Would you output the following records verbatim and skip the images in them?

**TASK INPUTS:**
········

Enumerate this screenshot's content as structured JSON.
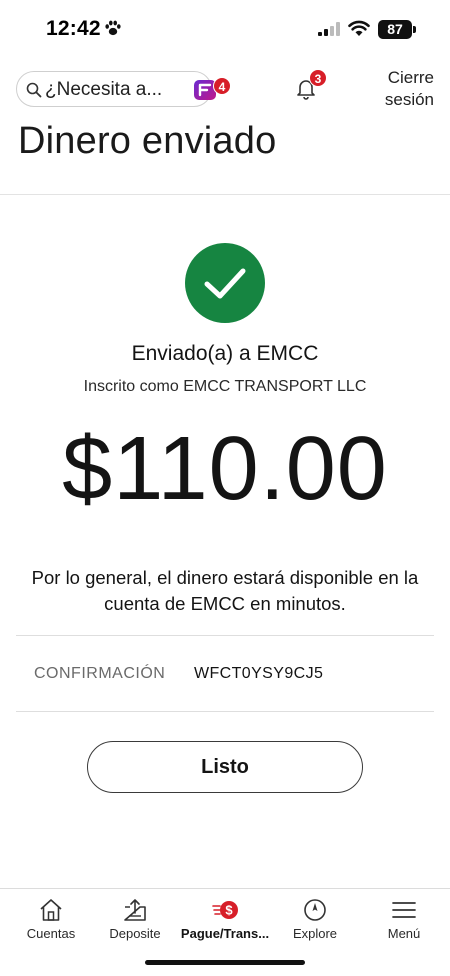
{
  "status_bar": {
    "time": "12:42",
    "battery": "87",
    "icons": [
      "paw-icon",
      "signal-icon",
      "wifi-icon",
      "battery-icon"
    ]
  },
  "header": {
    "search_placeholder": "¿Necesita a...",
    "assistant_badge": "4",
    "notifications_badge": "3",
    "signout_label_line1": "Cierre",
    "signout_label_line2": "sesión",
    "icons": [
      "search-icon",
      "fargo-assistant-icon",
      "bell-icon"
    ]
  },
  "page": {
    "title": "Dinero enviado"
  },
  "confirmation": {
    "sent_to": "Enviado(a) a EMCC",
    "enrolled_as": "Inscrito como EMCC TRANSPORT LLC",
    "amount": "$110.00",
    "availability_note": "Por lo general, el dinero estará disponible en la cuenta de EMCC en minutos.",
    "label": "CONFIRMACIÓN",
    "code": "WFCT0YSY9CJ5",
    "done_button": "Listo"
  },
  "bottom_nav": {
    "items": [
      {
        "label": "Cuentas",
        "icon": "home-icon",
        "active": false
      },
      {
        "label": "Deposite",
        "icon": "deposit-icon",
        "active": false
      },
      {
        "label": "Pague/Trans...",
        "icon": "pay-transfer-icon",
        "active": true
      },
      {
        "label": "Explore",
        "icon": "compass-icon",
        "active": false
      },
      {
        "label": "Menú",
        "icon": "menu-icon",
        "active": false
      }
    ]
  },
  "colors": {
    "success_green": "#168541",
    "badge_red": "#d71e28",
    "text": "#141414"
  }
}
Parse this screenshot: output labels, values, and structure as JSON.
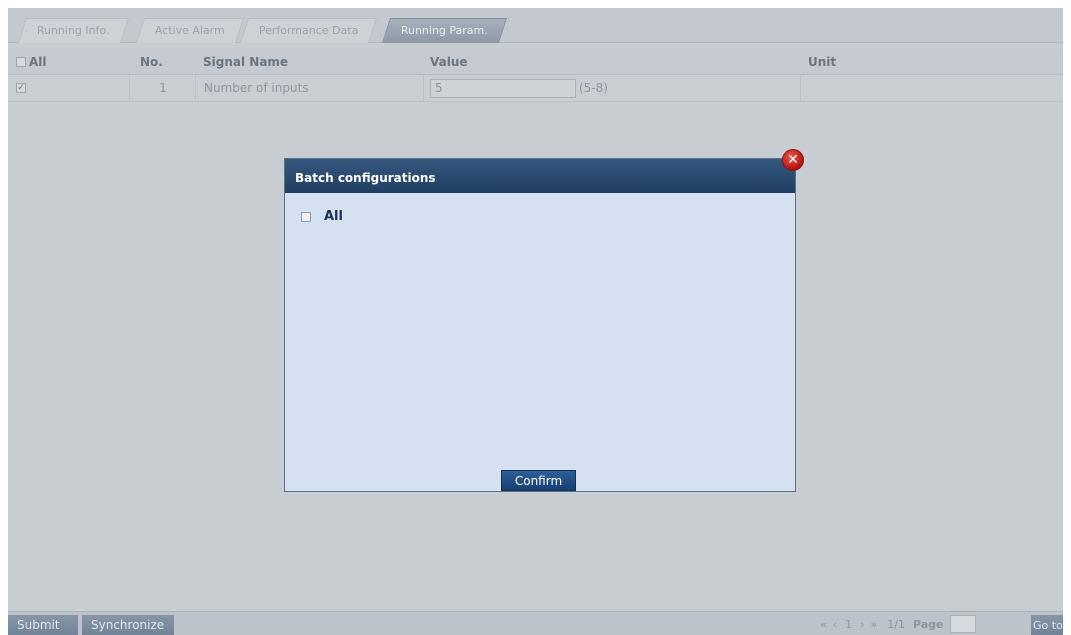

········

**TASK SOLUTION:**
Enumerate this screenshot's content as structured JSON.
{
  "status_bar": {
    "time": "12:42",
    "battery": "87",
    "icons": [
      "paw-icon",
      "signal-icon",
      "wifi-icon",
      "battery-icon"
    ]
  },
  "header": {
    "search_placeholder": "¿Necesita a...",
    "assistant_badge": "4",
    "notifications_badge": "3",
    "signout_label_line1": "Cierre",
    "signout_label_line2": "sesión",
    "icons": [
      "search-icon",
      "fargo-assistant-icon",
      "bell-icon"
    ]
  },
  "page": {
    "title": "Dinero enviado"
  },
  "confirmation": {
    "sent_to": "Enviado(a) a EMCC",
    "enrolled_as": "Inscrito como EMCC TRANSPORT LLC",
    "amount": "$110.00",
    "availability_note": "Por lo general, el dinero estará disponible en la cuenta de EMCC en minutos.",
    "label": "CONFIRMACIÓN",
    "code": "WFCT0YSY9CJ5",
    "done_button": "Listo"
  },
  "bottom_nav": {
    "items": [
      {
        "label": "Cuentas",
        "icon": "home-icon",
        "active": false
      },
      {
        "label": "Deposite",
        "icon": "deposit-icon",
        "active": false
      },
      {
        "label": "Pague/Trans...",
        "icon": "pay-transfer-icon",
        "active": true
      },
      {
        "label": "Explore",
        "icon": "compass-icon",
        "active": false
      },
      {
        "label": "Menú",
        "icon": "menu-icon",
        "active": false
      }
    ]
  },
  "colors": {
    "success_green": "#168541",
    "badge_red": "#d71e28",
    "text": "#141414"
  }
}
Parse this screenshot: output labels, values, and structure as JSON.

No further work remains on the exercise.